Go through the entries below, count every line with the string "label", and answer with only that number.

The records

------------

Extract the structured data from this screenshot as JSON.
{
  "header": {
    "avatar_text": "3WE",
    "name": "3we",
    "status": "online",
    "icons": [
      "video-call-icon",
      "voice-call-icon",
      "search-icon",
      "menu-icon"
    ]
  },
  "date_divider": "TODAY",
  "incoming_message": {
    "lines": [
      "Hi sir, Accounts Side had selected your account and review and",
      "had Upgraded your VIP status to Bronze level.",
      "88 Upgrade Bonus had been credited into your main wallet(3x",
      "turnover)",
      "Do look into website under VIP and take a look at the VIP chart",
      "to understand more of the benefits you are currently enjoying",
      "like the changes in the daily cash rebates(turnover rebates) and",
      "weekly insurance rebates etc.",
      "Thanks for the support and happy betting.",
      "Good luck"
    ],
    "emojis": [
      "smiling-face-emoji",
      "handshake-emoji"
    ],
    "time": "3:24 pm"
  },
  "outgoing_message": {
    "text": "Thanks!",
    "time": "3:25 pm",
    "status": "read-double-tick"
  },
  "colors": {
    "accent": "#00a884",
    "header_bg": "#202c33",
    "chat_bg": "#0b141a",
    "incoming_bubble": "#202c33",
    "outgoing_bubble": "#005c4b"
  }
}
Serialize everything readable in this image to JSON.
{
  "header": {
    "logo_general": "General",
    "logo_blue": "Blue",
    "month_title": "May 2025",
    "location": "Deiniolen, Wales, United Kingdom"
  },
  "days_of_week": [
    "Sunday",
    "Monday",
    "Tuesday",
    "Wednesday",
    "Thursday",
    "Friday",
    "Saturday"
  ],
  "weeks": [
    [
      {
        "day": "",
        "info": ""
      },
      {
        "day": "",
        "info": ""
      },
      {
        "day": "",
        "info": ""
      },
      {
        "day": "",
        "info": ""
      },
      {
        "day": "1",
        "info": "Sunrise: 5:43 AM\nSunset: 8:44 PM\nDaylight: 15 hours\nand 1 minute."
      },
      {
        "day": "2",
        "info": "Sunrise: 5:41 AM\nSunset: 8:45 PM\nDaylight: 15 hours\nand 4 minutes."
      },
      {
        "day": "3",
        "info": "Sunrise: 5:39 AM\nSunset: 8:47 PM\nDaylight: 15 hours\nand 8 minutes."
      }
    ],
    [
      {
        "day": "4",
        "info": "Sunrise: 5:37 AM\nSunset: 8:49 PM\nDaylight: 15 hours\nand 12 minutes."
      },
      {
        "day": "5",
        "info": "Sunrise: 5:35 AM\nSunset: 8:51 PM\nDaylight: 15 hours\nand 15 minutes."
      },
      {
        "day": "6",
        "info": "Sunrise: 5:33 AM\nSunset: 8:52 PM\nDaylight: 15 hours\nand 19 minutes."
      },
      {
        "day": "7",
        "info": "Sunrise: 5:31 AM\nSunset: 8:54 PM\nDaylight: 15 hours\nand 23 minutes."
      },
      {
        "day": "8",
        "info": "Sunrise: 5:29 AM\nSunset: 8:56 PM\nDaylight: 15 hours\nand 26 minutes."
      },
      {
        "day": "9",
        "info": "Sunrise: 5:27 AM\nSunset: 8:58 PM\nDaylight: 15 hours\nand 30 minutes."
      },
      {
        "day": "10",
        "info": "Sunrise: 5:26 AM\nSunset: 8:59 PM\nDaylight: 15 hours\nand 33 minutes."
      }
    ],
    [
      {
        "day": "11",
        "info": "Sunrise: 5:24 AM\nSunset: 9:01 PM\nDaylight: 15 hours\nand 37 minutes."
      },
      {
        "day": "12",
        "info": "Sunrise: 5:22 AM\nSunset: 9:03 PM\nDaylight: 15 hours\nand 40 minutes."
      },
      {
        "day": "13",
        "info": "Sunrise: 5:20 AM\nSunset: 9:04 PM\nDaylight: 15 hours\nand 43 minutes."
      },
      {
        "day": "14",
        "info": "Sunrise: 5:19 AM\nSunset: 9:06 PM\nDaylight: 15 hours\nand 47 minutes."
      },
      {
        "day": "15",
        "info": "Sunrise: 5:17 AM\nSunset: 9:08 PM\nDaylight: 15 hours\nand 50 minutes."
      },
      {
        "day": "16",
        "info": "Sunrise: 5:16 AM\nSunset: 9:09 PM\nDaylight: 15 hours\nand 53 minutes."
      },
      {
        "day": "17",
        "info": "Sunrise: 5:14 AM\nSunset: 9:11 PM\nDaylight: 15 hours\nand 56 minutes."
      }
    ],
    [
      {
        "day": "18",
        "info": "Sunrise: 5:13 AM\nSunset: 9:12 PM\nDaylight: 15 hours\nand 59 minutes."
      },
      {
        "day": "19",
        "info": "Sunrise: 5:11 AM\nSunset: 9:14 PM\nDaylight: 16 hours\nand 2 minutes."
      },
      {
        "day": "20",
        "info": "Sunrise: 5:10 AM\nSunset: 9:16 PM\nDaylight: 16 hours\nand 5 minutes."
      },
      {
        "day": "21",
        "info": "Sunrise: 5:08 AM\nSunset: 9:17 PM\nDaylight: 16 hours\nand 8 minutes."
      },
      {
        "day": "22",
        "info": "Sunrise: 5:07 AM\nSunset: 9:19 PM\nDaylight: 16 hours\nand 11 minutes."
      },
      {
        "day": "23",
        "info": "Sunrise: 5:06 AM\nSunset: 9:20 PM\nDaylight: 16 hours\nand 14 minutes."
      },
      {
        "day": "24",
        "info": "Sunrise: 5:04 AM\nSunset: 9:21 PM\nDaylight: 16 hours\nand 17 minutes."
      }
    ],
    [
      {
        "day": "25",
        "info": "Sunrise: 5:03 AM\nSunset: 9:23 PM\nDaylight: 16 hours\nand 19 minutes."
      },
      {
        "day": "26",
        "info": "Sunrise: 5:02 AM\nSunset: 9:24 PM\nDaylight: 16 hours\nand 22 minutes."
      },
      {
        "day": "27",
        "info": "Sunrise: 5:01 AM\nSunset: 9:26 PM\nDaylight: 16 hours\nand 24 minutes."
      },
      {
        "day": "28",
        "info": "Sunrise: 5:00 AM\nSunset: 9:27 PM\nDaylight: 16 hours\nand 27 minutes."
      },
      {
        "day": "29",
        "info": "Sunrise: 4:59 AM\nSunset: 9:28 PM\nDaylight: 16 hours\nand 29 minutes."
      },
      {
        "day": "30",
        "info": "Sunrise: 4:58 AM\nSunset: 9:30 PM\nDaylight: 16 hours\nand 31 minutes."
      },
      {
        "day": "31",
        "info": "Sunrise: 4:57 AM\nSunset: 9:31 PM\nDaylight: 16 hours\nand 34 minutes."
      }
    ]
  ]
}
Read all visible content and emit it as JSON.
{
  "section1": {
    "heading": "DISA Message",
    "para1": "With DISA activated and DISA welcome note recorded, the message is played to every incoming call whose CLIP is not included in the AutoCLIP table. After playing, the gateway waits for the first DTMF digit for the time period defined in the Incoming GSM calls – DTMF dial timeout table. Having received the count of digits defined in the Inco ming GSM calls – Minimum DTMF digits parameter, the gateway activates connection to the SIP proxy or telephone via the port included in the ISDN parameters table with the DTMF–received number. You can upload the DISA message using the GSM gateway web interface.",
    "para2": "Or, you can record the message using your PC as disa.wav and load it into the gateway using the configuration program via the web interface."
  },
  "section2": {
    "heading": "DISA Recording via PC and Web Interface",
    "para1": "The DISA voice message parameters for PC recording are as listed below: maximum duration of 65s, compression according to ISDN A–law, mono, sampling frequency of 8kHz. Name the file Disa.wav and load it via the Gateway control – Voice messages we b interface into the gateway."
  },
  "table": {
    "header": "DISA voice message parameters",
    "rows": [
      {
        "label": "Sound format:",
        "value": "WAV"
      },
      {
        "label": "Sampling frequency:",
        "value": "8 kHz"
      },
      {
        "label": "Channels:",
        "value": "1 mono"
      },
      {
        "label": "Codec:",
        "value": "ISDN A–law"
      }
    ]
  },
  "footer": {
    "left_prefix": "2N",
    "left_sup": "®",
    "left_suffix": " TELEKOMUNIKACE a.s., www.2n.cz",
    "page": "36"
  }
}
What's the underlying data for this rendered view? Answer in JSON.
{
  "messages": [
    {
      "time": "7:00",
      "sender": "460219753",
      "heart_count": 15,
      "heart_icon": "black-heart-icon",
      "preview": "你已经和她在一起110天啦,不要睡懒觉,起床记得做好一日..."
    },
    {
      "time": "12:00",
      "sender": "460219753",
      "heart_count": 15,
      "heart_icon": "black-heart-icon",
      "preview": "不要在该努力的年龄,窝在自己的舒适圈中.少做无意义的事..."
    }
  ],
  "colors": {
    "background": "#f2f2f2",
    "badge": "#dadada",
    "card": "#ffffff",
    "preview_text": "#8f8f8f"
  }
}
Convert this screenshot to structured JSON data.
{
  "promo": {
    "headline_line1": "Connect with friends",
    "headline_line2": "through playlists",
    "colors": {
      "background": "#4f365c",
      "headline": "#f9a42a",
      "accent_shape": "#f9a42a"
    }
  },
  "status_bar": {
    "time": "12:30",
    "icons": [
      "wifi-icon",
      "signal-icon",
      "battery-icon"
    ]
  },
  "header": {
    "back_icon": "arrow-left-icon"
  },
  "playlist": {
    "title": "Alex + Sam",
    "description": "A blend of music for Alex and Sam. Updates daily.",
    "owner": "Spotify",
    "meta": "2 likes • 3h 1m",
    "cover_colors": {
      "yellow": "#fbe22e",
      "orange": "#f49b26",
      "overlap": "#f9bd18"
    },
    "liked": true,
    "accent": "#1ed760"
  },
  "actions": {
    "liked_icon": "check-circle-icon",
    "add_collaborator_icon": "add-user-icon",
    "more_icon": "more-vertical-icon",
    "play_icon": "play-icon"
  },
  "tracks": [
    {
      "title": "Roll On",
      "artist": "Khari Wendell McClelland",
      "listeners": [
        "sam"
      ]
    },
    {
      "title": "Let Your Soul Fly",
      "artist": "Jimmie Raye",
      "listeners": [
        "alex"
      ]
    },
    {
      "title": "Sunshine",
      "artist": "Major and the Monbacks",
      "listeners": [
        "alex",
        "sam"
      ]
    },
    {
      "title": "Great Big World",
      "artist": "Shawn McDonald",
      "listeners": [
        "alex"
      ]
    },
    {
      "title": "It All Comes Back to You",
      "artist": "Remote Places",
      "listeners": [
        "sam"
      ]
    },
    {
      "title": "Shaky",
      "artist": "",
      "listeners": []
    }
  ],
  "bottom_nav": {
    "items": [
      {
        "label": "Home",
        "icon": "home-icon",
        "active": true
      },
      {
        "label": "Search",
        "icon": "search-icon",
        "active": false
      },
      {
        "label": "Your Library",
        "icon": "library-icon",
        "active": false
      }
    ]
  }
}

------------

Output of the exercise
7